Finally, the analysis provided in the C.O.’s case summaries needs to be considered carefully.  To take one example, for the recent case of Kienitz v. Scoonie Nation, about which I wrote earlier this year, the short note about the holding ignores the thing that may be most significant about the case — the reluctance of Judge Frank Easterbrook to apply a “transformation” analysis to the fair use question (HT to my friend and colleague David Hansen for pointing this out).  Again, this is not necessarily a problem, and the case summary of Kienitz at the Stanford Copyright & Fair Use site has a similar synopsis, but it is a reminder that these projects are always created by individuals with specific perspectives, viewpoints and limitations.

Even with all these caveats, I think the Copyright Office has created a useful tool, which can be used by those interested to learn a lot about how fair use is applied, especially by looking at the different categories.  The Stanford site, linked above, and especially its own, much shorter list of cases, might usefully be used alongside the C.O. index.  The Stanford descriptions are  very tightly focused on the fair use issue, so reading them in conjunction with the C.O. summaries, with their attention to procedural matters that sometimes obscure the fair use holding, might produce a more balanced approach.

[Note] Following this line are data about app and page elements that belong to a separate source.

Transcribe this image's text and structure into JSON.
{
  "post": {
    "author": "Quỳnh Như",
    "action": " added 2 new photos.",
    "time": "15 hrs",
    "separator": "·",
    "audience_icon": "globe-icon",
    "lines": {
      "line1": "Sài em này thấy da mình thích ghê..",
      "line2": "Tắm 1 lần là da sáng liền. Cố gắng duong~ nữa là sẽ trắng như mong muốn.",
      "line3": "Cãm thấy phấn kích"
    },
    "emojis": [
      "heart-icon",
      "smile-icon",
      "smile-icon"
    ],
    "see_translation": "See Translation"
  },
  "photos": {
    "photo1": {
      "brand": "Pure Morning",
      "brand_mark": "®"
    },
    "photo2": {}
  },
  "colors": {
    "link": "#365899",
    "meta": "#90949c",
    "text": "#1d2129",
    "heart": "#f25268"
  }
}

In any case, this new tool form the Copyright Office, and some of the tools that predate it, remind us that the best way to understand fair use, and to become comfortable with it, is too look closely at the cases, both in the aggregate and individually.  This C.O. database offers a statistical perspective, as well as the ability to focus on parody, or music, or format-shifting, while the Stanford summaries emphasize in a few words the core of the fair use analysis.  Both point the interested reader to full opinions, where the analysis can be understood in the context of all the facts.  Combined in this way, these resources offer a terrific opportunity for librarians, authors, and others to dig deeply into the nuances of fair use.